(App and web page records)
********

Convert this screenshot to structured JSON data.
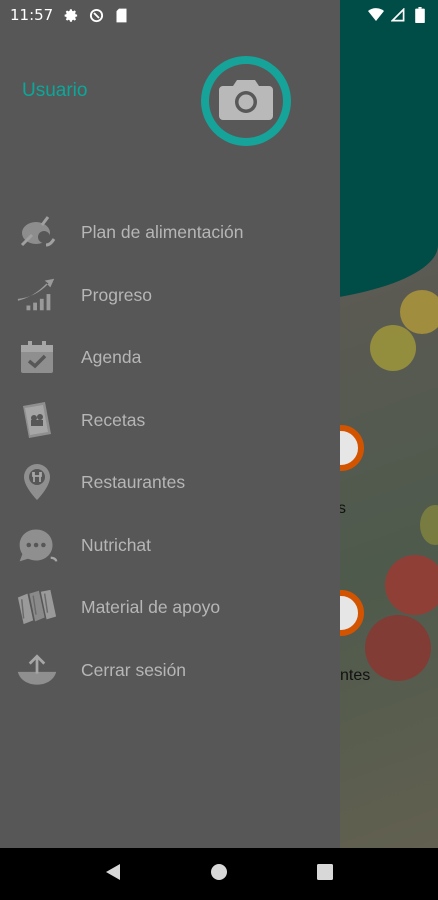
{
  "status_bar": {
    "time": "11:57",
    "left_icons": [
      "settings-icon",
      "sync-icon",
      "sd-card-icon"
    ],
    "right_icons": [
      "wifi-icon",
      "signal-icon",
      "battery-icon"
    ]
  },
  "drawer": {
    "user_label": "Usuario",
    "avatar_icon": "camera-icon",
    "menu": [
      {
        "label": "Plan de alimentación",
        "icon": "meal-plan-icon"
      },
      {
        "label": "Progreso",
        "icon": "progress-chart-icon"
      },
      {
        "label": "Agenda",
        "icon": "calendar-check-icon"
      },
      {
        "label": "Recetas",
        "icon": "recipe-book-icon"
      },
      {
        "label": "Restaurantes",
        "icon": "restaurant-pin-icon"
      },
      {
        "label": "Nutrichat",
        "icon": "chat-bubble-icon"
      },
      {
        "label": "Material de apoyo",
        "icon": "books-icon"
      },
      {
        "label": "Cerrar sesión",
        "icon": "logout-icon"
      }
    ]
  },
  "background_app": {
    "partial_text": "ntes",
    "partial_text_2": "s"
  },
  "nav_bar": {
    "buttons": [
      "back-icon",
      "home-icon",
      "recents-icon"
    ]
  },
  "colors": {
    "drawer_bg": "#575757",
    "accent": "#0aa89a",
    "header_bg": "#004c46",
    "menu_text": "#b6b6b6"
  }
}
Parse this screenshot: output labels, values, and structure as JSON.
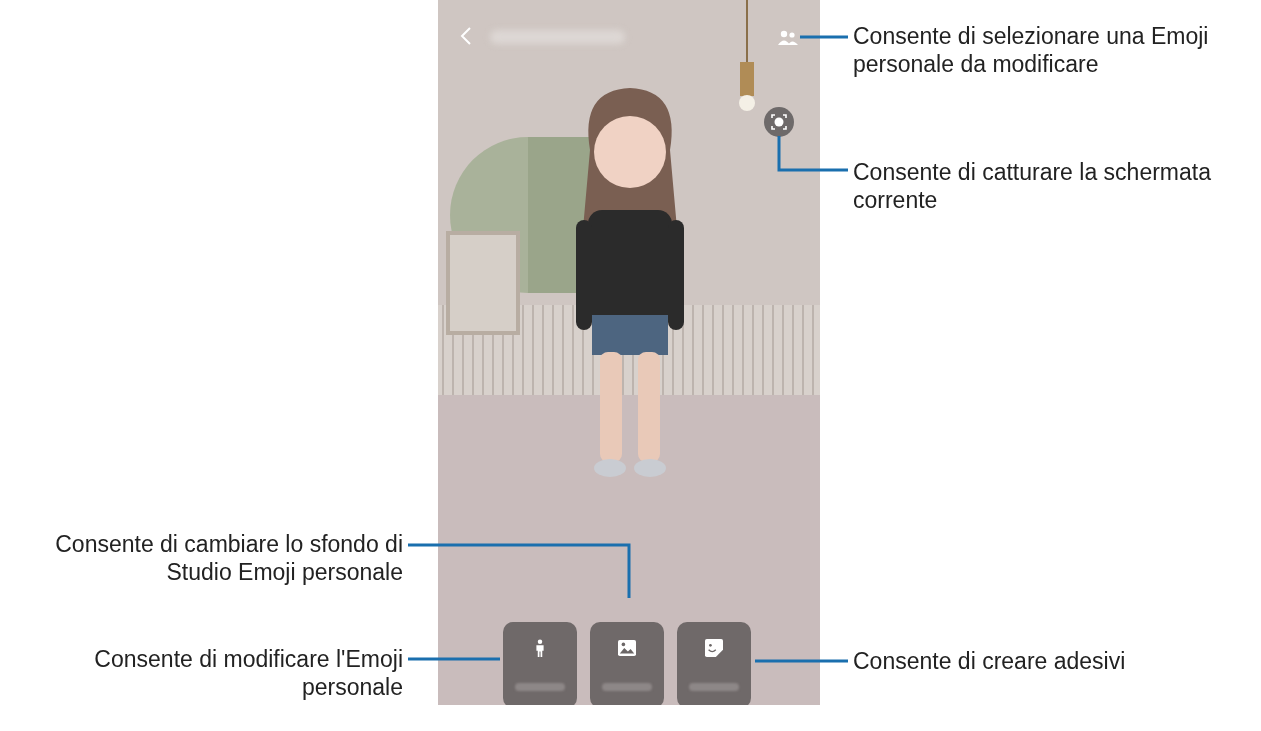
{
  "screen": {
    "buttons": [
      {
        "kind": "body"
      },
      {
        "kind": "background"
      },
      {
        "kind": "sticker"
      }
    ]
  },
  "callouts": [
    {
      "text": "Consente di selezionare una Emoji personale da modificare"
    },
    {
      "text": "Consente di catturare la schermata corrente"
    },
    {
      "text": "Consente di cambiare lo sfondo di Studio Emoji personale"
    },
    {
      "text": "Consente di modificare l'Emoji personale"
    },
    {
      "text": "Consente di creare adesivi"
    }
  ]
}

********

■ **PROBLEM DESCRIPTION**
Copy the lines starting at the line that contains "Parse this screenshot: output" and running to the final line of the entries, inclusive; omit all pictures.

■ **EXERCISE SOLUTION**
Parse this screenshot: output labels, values, and structure as JSON.
{
  "screen": {
    "buttons": [
      {
        "kind": "body"
      },
      {
        "kind": "background"
      },
      {
        "kind": "sticker"
      }
    ]
  },
  "callouts": [
    {
      "text": "Consente di selezionare una Emoji personale da modificare"
    },
    {
      "text": "Consente di catturare la schermata corrente"
    },
    {
      "text": "Consente di cambiare lo sfondo di Studio Emoji personale"
    },
    {
      "text": "Consente di modificare l'Emoji personale"
    },
    {
      "text": "Consente di creare adesivi"
    }
  ]
}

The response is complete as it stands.